Albert Boime uses this list to argue that the narrative hides the class struggles that occurred on the ship, since five of the survivors were officers, another was a non-commissioned officer, and seven were in skilled occupations. Additionally, all of the survivors were French. Based on this, Boime argues that political, gender, and social biases had a significant impact on who survived.

While the list of survivors raises questions about the methods of rationing (which the officers were in charge of), Boime also discusses the incidence of “racist slurs” throughout the work. Since the authors were well-known abolitionists and the second half of the narrative criticizes the French policies of slavery and colonization, this discussion is problematic.  The word “slur” is especially difficult since the examples he gives are the terms “Asiatic” and “Negro,” and documentation of their contemporary use as slurs is not included in Boime’s study. Boime, 135, 149.

[12] William Thomas Moncrieff, The Shipwreck of the Medusa or The Fatal Raft!  (London: T. Richardson, 1820).

[13] Moncrieff, 11-38.

[14] Ibid., 18.

[15] Ibid., 31.

[16] Albert Alhadeff, The Raft of the Medusa: Gericault, Art and Race (Munich, Berlin, London, and New York: Prestel, 2002), 45-6.

[17] Lorenz Eitner, Gericault’s Raft of the Medusa (New York: Phaidon, 1972), 48.

[18] Gericault was well-known as a liberal and the authors of the narrative, Corréard and Savigny, showed their liberalism through their focus on removing favoritism from the military and ending the slave trade.  Boime, 139.

[19] Moncrieff, 27.

[20] Ibid., 31.

[21] Eitner, 1971, 5.

[22] Ibid., 3, 5.

[23] See Alhadeff for a discussion of the painting that focuses on racial issues, especially the placement of the black man, the colonial context, and the issues of slavery and abolitionism in France.
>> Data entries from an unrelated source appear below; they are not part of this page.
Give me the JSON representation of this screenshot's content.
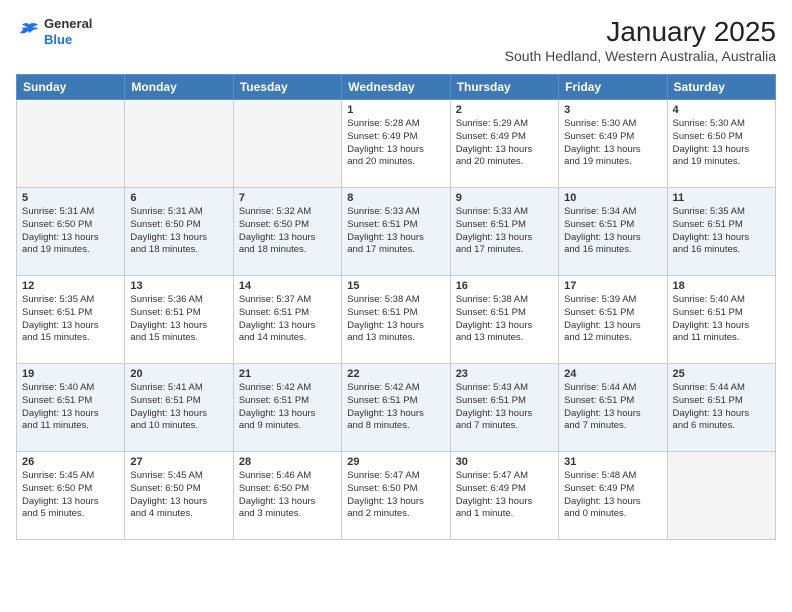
{
  "header": {
    "logo": {
      "general": "General",
      "blue": "Blue"
    },
    "title": "January 2025",
    "subtitle": "South Hedland, Western Australia, Australia"
  },
  "weekdays": [
    "Sunday",
    "Monday",
    "Tuesday",
    "Wednesday",
    "Thursday",
    "Friday",
    "Saturday"
  ],
  "weeks": [
    [
      {
        "day": "",
        "info": ""
      },
      {
        "day": "",
        "info": ""
      },
      {
        "day": "",
        "info": ""
      },
      {
        "day": "1",
        "info": "Sunrise: 5:28 AM\nSunset: 6:49 PM\nDaylight: 13 hours\nand 20 minutes."
      },
      {
        "day": "2",
        "info": "Sunrise: 5:29 AM\nSunset: 6:49 PM\nDaylight: 13 hours\nand 20 minutes."
      },
      {
        "day": "3",
        "info": "Sunrise: 5:30 AM\nSunset: 6:49 PM\nDaylight: 13 hours\nand 19 minutes."
      },
      {
        "day": "4",
        "info": "Sunrise: 5:30 AM\nSunset: 6:50 PM\nDaylight: 13 hours\nand 19 minutes."
      }
    ],
    [
      {
        "day": "5",
        "info": "Sunrise: 5:31 AM\nSunset: 6:50 PM\nDaylight: 13 hours\nand 19 minutes."
      },
      {
        "day": "6",
        "info": "Sunrise: 5:31 AM\nSunset: 6:50 PM\nDaylight: 13 hours\nand 18 minutes."
      },
      {
        "day": "7",
        "info": "Sunrise: 5:32 AM\nSunset: 6:50 PM\nDaylight: 13 hours\nand 18 minutes."
      },
      {
        "day": "8",
        "info": "Sunrise: 5:33 AM\nSunset: 6:51 PM\nDaylight: 13 hours\nand 17 minutes."
      },
      {
        "day": "9",
        "info": "Sunrise: 5:33 AM\nSunset: 6:51 PM\nDaylight: 13 hours\nand 17 minutes."
      },
      {
        "day": "10",
        "info": "Sunrise: 5:34 AM\nSunset: 6:51 PM\nDaylight: 13 hours\nand 16 minutes."
      },
      {
        "day": "11",
        "info": "Sunrise: 5:35 AM\nSunset: 6:51 PM\nDaylight: 13 hours\nand 16 minutes."
      }
    ],
    [
      {
        "day": "12",
        "info": "Sunrise: 5:35 AM\nSunset: 6:51 PM\nDaylight: 13 hours\nand 15 minutes."
      },
      {
        "day": "13",
        "info": "Sunrise: 5:36 AM\nSunset: 6:51 PM\nDaylight: 13 hours\nand 15 minutes."
      },
      {
        "day": "14",
        "info": "Sunrise: 5:37 AM\nSunset: 6:51 PM\nDaylight: 13 hours\nand 14 minutes."
      },
      {
        "day": "15",
        "info": "Sunrise: 5:38 AM\nSunset: 6:51 PM\nDaylight: 13 hours\nand 13 minutes."
      },
      {
        "day": "16",
        "info": "Sunrise: 5:38 AM\nSunset: 6:51 PM\nDaylight: 13 hours\nand 13 minutes."
      },
      {
        "day": "17",
        "info": "Sunrise: 5:39 AM\nSunset: 6:51 PM\nDaylight: 13 hours\nand 12 minutes."
      },
      {
        "day": "18",
        "info": "Sunrise: 5:40 AM\nSunset: 6:51 PM\nDaylight: 13 hours\nand 11 minutes."
      }
    ],
    [
      {
        "day": "19",
        "info": "Sunrise: 5:40 AM\nSunset: 6:51 PM\nDaylight: 13 hours\nand 11 minutes."
      },
      {
        "day": "20",
        "info": "Sunrise: 5:41 AM\nSunset: 6:51 PM\nDaylight: 13 hours\nand 10 minutes."
      },
      {
        "day": "21",
        "info": "Sunrise: 5:42 AM\nSunset: 6:51 PM\nDaylight: 13 hours\nand 9 minutes."
      },
      {
        "day": "22",
        "info": "Sunrise: 5:42 AM\nSunset: 6:51 PM\nDaylight: 13 hours\nand 8 minutes."
      },
      {
        "day": "23",
        "info": "Sunrise: 5:43 AM\nSunset: 6:51 PM\nDaylight: 13 hours\nand 7 minutes."
      },
      {
        "day": "24",
        "info": "Sunrise: 5:44 AM\nSunset: 6:51 PM\nDaylight: 13 hours\nand 7 minutes."
      },
      {
        "day": "25",
        "info": "Sunrise: 5:44 AM\nSunset: 6:51 PM\nDaylight: 13 hours\nand 6 minutes."
      }
    ],
    [
      {
        "day": "26",
        "info": "Sunrise: 5:45 AM\nSunset: 6:50 PM\nDaylight: 13 hours\nand 5 minutes."
      },
      {
        "day": "27",
        "info": "Sunrise: 5:45 AM\nSunset: 6:50 PM\nDaylight: 13 hours\nand 4 minutes."
      },
      {
        "day": "28",
        "info": "Sunrise: 5:46 AM\nSunset: 6:50 PM\nDaylight: 13 hours\nand 3 minutes."
      },
      {
        "day": "29",
        "info": "Sunrise: 5:47 AM\nSunset: 6:50 PM\nDaylight: 13 hours\nand 2 minutes."
      },
      {
        "day": "30",
        "info": "Sunrise: 5:47 AM\nSunset: 6:49 PM\nDaylight: 13 hours\nand 1 minute."
      },
      {
        "day": "31",
        "info": "Sunrise: 5:48 AM\nSunset: 6:49 PM\nDaylight: 13 hours\nand 0 minutes."
      },
      {
        "day": "",
        "info": ""
      }
    ]
  ]
}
Alhadeff, 178.

[24] Although Napoleon banned slavery and the Restoration government upheld this ruling in 1817, there was still a huge demand for slaves in the West Indies and in the United States, and because it was so profitable, the clandestine slave trade continued. Boime,133.

[25] Corréard and Savigny, 250-65, 311-8.

[26] Riding, 17.

[27] Some scholars argue that the Salon authorities, rather than the artist, choose the title Scene du Naufrage. Eitner, 1971,  5; Boime, 142.

[28] Moncreiff, 34.

[29] Ibid., 38.

[30] Riding, 13.

[31] Corréard and Savigny, 116-7.

[32] Eitner, 1972, 155.

[33] Boime, 143.

[34] Moncrieff, 29.

[35] Corréard and Savigny, 139.

[36] Ibid., 118-9.

Albert Boime uses this aspect of the narrative to emphasize the savagery of the survivors of the raft. Calculating the amount of wine left at this point, he determines that when the weak passengers were thrown overboard, they would have had one hundred flasks of wine in the barrels, and when they were rescued, they would have had almost fifteen bottles. Additionally, the reports of other passengers suggest that the officers conspired to choose who to throw overboard, and that these decisions were based on class, as discussed in note 11. Boime, 136-7.